“This scheme is open to all students who for financial reasons are not in a position to purchase a laptop of their own and are in need of laptop in their level of education. Students that can apply- all Students can apply for the helping laptop support scheme.”
The message claims 960,000 laptops will be given to students in 2022, and that 245,000 students “recieved laptop in 2021 due to covid”.
It includes a link to a website where students can supposedly apply for the laptops.
But is the offer for real?
URL pulled down for violation of terms
The first indication that the message is phoney is its poor spelling and grammar – often a sign of scams and disinformation.
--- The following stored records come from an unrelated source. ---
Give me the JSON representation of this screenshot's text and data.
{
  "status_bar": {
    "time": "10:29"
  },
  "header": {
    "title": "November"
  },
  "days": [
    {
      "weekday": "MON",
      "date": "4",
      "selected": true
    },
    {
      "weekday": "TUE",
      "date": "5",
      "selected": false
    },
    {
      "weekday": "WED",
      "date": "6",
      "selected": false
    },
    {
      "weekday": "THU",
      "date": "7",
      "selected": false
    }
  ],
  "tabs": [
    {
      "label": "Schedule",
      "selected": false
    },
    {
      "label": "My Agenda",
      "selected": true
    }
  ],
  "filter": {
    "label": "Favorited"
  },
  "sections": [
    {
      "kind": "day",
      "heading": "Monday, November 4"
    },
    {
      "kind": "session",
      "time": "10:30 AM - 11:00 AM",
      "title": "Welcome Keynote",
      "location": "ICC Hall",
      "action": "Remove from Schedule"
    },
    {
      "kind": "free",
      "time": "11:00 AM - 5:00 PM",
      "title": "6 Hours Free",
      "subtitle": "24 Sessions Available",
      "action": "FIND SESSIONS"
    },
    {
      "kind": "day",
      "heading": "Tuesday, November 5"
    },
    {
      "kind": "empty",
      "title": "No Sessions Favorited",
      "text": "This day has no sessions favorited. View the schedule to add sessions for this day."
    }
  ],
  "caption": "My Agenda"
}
The link in the message was posted using the free TinyURL link shortening and customisation service.
But TinyURL has picked up that the link is to a dodgy website, so instead of going to that site it directs to a warning.
The URL shortening service considers spam (unsolicited bulk e-mail), fraud, money-making scams, malware and any other illegal use as violations.
To help protect yourself against online fraudsters, see our guide to Facebook scams and how to spot them.
For publishers: what to do if your post is rated false
A fact-checker has rated your Facebook or Instagram post as “false”, “altered”, “partly false” or “missing context”. This could have serious consequences. What do you do?
Click on our guide for the steps you should follow.Publishers guide
Africa Check teams up with Facebook
Africa Check is a partner in Facebook’s third-party fact-checking programme to help stop the spread of false information on social media.
The content we rate as “false” will be downgraded on Facebook and Instagram. This means fewer people will see it.
You can also help identify false information on Facebook. This guide explains how.